Write out every entry word for word.
++++ AVAILABLE DATA ++++
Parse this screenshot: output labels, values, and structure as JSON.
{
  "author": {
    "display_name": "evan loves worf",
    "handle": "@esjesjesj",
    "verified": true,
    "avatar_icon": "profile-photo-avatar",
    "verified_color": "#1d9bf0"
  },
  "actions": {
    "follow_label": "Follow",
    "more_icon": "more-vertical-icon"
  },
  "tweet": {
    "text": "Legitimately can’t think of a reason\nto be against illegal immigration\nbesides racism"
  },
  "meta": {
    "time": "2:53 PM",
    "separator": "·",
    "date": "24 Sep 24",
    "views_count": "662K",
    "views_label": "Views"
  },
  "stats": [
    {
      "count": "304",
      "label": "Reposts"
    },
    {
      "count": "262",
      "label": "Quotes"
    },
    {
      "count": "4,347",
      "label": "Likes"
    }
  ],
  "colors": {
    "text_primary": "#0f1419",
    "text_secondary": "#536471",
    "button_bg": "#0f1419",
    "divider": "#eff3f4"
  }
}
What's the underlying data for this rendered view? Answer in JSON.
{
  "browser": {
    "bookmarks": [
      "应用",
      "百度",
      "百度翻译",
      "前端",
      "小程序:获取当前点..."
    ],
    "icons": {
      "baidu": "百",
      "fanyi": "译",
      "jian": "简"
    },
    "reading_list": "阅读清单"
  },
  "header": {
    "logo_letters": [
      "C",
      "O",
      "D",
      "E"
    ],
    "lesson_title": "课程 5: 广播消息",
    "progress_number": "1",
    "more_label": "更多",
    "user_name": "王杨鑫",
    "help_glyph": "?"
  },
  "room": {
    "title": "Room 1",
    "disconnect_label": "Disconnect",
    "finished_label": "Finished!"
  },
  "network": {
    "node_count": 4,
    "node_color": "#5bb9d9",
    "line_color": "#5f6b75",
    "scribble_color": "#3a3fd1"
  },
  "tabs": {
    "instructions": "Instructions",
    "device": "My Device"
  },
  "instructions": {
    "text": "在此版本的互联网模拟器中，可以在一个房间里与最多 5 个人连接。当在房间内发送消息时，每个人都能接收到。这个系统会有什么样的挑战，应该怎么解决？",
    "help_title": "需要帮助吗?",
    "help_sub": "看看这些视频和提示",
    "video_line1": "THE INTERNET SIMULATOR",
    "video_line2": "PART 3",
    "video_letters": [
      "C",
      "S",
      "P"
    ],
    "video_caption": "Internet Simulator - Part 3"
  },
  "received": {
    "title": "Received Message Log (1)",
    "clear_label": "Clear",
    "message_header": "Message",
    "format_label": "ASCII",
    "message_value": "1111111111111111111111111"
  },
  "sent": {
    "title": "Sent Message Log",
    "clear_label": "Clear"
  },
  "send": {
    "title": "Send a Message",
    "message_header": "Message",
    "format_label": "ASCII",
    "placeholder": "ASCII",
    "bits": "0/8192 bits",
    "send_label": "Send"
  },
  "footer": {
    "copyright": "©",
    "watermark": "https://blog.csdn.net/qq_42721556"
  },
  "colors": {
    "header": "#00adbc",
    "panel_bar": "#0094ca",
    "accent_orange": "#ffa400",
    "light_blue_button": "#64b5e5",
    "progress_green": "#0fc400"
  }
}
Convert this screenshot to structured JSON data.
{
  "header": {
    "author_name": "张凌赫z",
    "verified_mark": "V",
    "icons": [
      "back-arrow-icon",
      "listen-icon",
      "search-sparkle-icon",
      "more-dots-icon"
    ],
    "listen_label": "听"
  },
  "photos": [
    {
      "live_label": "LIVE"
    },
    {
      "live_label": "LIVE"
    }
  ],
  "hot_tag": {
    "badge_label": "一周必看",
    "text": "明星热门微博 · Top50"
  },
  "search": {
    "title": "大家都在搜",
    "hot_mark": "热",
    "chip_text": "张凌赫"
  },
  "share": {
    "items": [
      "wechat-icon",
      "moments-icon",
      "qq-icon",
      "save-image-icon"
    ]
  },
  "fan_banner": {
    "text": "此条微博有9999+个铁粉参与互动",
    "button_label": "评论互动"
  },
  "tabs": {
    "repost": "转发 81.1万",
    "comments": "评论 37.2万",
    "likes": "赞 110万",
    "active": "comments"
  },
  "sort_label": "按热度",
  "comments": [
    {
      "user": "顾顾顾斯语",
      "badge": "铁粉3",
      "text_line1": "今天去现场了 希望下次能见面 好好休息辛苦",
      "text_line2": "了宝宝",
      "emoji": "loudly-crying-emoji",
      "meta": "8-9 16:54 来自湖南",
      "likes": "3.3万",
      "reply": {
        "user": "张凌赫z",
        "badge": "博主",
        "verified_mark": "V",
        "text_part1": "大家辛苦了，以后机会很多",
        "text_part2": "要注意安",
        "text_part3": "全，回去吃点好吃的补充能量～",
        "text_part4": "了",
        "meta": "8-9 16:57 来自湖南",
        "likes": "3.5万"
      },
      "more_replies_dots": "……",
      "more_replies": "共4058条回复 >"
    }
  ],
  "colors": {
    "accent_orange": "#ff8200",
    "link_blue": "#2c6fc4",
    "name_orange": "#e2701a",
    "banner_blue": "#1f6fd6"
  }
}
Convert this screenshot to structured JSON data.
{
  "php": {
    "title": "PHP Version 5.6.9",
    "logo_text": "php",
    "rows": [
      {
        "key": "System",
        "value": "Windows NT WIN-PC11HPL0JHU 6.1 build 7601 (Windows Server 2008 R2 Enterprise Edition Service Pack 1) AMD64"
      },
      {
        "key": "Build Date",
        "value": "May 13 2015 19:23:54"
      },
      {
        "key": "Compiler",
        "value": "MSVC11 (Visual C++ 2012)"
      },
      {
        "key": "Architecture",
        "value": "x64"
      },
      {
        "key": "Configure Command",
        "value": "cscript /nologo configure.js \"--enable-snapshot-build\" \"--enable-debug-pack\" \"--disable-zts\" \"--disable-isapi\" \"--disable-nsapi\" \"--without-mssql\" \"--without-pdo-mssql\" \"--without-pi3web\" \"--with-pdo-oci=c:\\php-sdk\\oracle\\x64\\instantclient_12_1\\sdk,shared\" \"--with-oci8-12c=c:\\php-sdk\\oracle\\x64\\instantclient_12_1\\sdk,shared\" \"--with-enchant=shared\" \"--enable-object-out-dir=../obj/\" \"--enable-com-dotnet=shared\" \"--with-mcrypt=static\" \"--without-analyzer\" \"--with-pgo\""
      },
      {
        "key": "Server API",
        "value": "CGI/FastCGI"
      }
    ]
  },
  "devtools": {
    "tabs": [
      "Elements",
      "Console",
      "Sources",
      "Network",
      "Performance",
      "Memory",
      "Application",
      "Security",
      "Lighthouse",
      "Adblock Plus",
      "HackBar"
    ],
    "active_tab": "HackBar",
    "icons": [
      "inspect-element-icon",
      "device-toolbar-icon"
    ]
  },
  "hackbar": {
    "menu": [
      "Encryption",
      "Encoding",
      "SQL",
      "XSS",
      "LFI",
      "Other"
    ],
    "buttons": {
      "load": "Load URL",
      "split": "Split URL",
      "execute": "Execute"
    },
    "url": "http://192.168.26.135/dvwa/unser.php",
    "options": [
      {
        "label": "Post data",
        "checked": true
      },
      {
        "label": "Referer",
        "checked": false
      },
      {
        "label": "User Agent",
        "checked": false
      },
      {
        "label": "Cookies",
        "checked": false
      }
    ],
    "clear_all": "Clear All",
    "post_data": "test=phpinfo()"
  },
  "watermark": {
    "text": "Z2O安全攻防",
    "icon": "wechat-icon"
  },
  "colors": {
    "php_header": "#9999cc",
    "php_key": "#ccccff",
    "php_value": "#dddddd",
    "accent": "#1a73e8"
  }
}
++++
- _WRITTEN ANSWER_:
Parse this screenshot: output labels, values, and structure as JSON.
{
  "author": {
    "display_name": "evan loves worf",
    "handle": "@esjesjesj",
    "verified": true,
    "avatar_icon": "profile-photo-avatar",
    "verified_color": "#1d9bf0"
  },
  "actions": {
    "follow_label": "Follow",
    "more_icon": "more-vertical-icon"
  },
  "tweet": {
    "text": "Legitimately can’t think of a reason\nto be against illegal immigration\nbesides racism"
  },
  "meta": {
    "time": "2:53 PM",
    "separator": "·",
    "date": "24 Sep 24",
    "views_count": "662K",
    "views_label": "Views"
  },
  "stats": [
    {
      "count": "304",
      "label": "Reposts"
    },
    {
      "count": "262",
      "label": "Quotes"
    },
    {
      "count": "4,347",
      "label": "Likes"
    }
  ],
  "colors": {
    "text_primary": "#0f1419",
    "text_secondary": "#536471",
    "button_bg": "#0f1419",
    "divider": "#eff3f4"
  }
}
What's the underlying data for this rendered view? Answer in JSON.
{
  "browser": {
    "bookmarks": [
      "应用",
      "百度",
      "百度翻译",
      "前端",
      "小程序:获取当前点..."
    ],
    "icons": {
      "baidu": "百",
      "fanyi": "译",
      "jian": "简"
    },
    "reading_list": "阅读清单"
  },
  "header": {
    "logo_letters": [
      "C",
      "O",
      "D",
      "E"
    ],
    "lesson_title": "课程 5: 广播消息",
    "progress_number": "1",
    "more_label": "更多",
    "user_name": "王杨鑫",
    "help_glyph": "?"
  },
  "room": {
    "title": "Room 1",
    "disconnect_label": "Disconnect",
    "finished_label": "Finished!"
  },
  "network": {
    "node_count": 4,
    "node_color": "#5bb9d9",
    "line_color": "#5f6b75",
    "scribble_color": "#3a3fd1"
  },
  "tabs": {
    "instructions": "Instructions",
    "device": "My Device"
  },
  "instructions": {
    "text": "在此版本的互联网模拟器中，可以在一个房间里与最多 5 个人连接。当在房间内发送消息时，每个人都能接收到。这个系统会有什么样的挑战，应该怎么解决？",
    "help_title": "需要帮助吗?",
    "help_sub": "看看这些视频和提示",
    "video_line1": "THE INTERNET SIMULATOR",
    "video_line2": "PART 3",
    "video_letters": [
      "C",
      "S",
      "P"
    ],
    "video_caption": "Internet Simulator - Part 3"
  },
  "received": {
    "title": "Received Message Log (1)",
    "clear_label": "Clear",
    "message_header": "Message",
    "format_label": "ASCII",
    "message_value": "1111111111111111111111111"
  },
  "sent": {
    "title": "Sent Message Log",
    "clear_label": "Clear"
  },
  "send": {
    "title": "Send a Message",
    "message_header": "Message",
    "format_label": "ASCII",
    "placeholder": "ASCII",
    "bits": "0/8192 bits",
    "send_label": "Send"
  },
  "footer": {
    "copyright": "©",
    "watermark": "https://blog.csdn.net/qq_42721556"
  },
  "colors": {
    "header": "#00adbc",
    "panel_bar": "#0094ca",
    "accent_orange": "#ffa400",
    "light_blue_button": "#64b5e5",
    "progress_green": "#0fc400"
  }
}
Convert this screenshot to structured JSON data.
{
  "header": {
    "author_name": "张凌赫z",
    "verified_mark": "V",
    "icons": [
      "back-arrow-icon",
      "listen-icon",
      "search-sparkle-icon",
      "more-dots-icon"
    ],
    "listen_label": "听"
  },
  "photos": [
    {
      "live_label": "LIVE"
    },
    {
      "live_label": "LIVE"
    }
  ],
  "hot_tag": {
    "badge_label": "一周必看",
    "text": "明星热门微博 · Top50"
  },
  "search": {
    "title": "大家都在搜",
    "hot_mark": "热",
    "chip_text": "张凌赫"
  },
  "share": {
    "items": [
      "wechat-icon",
      "moments-icon",
      "qq-icon",
      "save-image-icon"
    ]
  },
  "fan_banner": {
    "text": "此条微博有9999+个铁粉参与互动",
    "button_label": "评论互动"
  },
  "tabs": {
    "repost": "转发 81.1万",
    "comments": "评论 37.2万",
    "likes": "赞 110万",
    "active": "comments"
  },
  "sort_label": "按热度",
  "comments": [
    {
      "user": "顾顾顾斯语",
      "badge": "铁粉3",
      "text_line1": "今天去现场了 希望下次能见面 好好休息辛苦",
      "text_line2": "了宝宝",
      "emoji": "loudly-crying-emoji",
      "meta": "8-9 16:54 来自湖南",
      "likes": "3.3万",
      "reply": {
        "user": "张凌赫z",
        "badge": "博主",
        "verified_mark": "V",
        "text_part1": "大家辛苦了，以后机会很多",
        "text_part2": "要注意安",
        "text_part3": "全，回去吃点好吃的补充能量～",
        "text_part4": "了",
        "meta": "8-9 16:57 来自湖南",
        "likes": "3.5万"
      },
      "more_replies_dots": "……",
      "more_replies": "共4058条回复 >"
    }
  ],
  "colors": {
    "accent_orange": "#ff8200",
    "link_blue": "#2c6fc4",
    "name_orange": "#e2701a",
    "banner_blue": "#1f6fd6"
  }
}
Convert this screenshot to structured JSON data.
{
  "php": {
    "title": "PHP Version 5.6.9",
    "logo_text": "php",
    "rows": [
      {
        "key": "System",
        "value": "Windows NT WIN-PC11HPL0JHU 6.1 build 7601 (Windows Server 2008 R2 Enterprise Edition Service Pack 1) AMD64"
      },
      {
        "key": "Build Date",
        "value": "May 13 2015 19:23:54"
      },
      {
        "key": "Compiler",
        "value": "MSVC11 (Visual C++ 2012)"
      },
      {
        "key": "Architecture",
        "value": "x64"
      },
      {
        "key": "Configure Command",
        "value": "cscript /nologo configure.js \"--enable-snapshot-build\" \"--enable-debug-pack\" \"--disable-zts\" \"--disable-isapi\" \"--disable-nsapi\" \"--without-mssql\" \"--without-pdo-mssql\" \"--without-pi3web\" \"--with-pdo-oci=c:\\php-sdk\\oracle\\x64\\instantclient_12_1\\sdk,shared\" \"--with-oci8-12c=c:\\php-sdk\\oracle\\x64\\instantclient_12_1\\sdk,shared\" \"--with-enchant=shared\" \"--enable-object-out-dir=../obj/\" \"--enable-com-dotnet=shared\" \"--with-mcrypt=static\" \"--without-analyzer\" \"--with-pgo\""
      },
      {
        "key": "Server API",
        "value": "CGI/FastCGI"
      }
    ]
  },
  "devtools": {
    "tabs": [
      "Elements",
      "Console",
      "Sources",
      "Network",
      "Performance",
      "Memory",
      "Application",
      "Security",
      "Lighthouse",
      "Adblock Plus",
      "HackBar"
    ],
    "active_tab": "HackBar",
    "icons": [
      "inspect-element-icon",
      "device-toolbar-icon"
    ]
  },
  "hackbar": {
    "menu": [
      "Encryption",
      "Encoding",
      "SQL",
      "XSS",
      "LFI",
      "Other"
    ],
    "buttons": {
      "load": "Load URL",
      "split": "Split URL",
      "execute": "Execute"
    },
    "url": "http://192.168.26.135/dvwa/unser.php",
    "options": [
      {
        "label": "Post data",
        "checked": true
      },
      {
        "label": "Referer",
        "checked": false
      },
      {
        "label": "User Agent",
        "checked": false
      },
      {
        "label": "Cookies",
        "checked": false
      }
    ],
    "clear_all": "Clear All",
    "post_data": "test=phpinfo()"
  },
  "watermark": {
    "text": "Z2O安全攻防",
    "icon": "wechat-icon"
  },
  "colors": {
    "php_header": "#9999cc",
    "php_key": "#ccccff",
    "php_value": "#dddddd",
    "accent": "#1a73e8"
  }
}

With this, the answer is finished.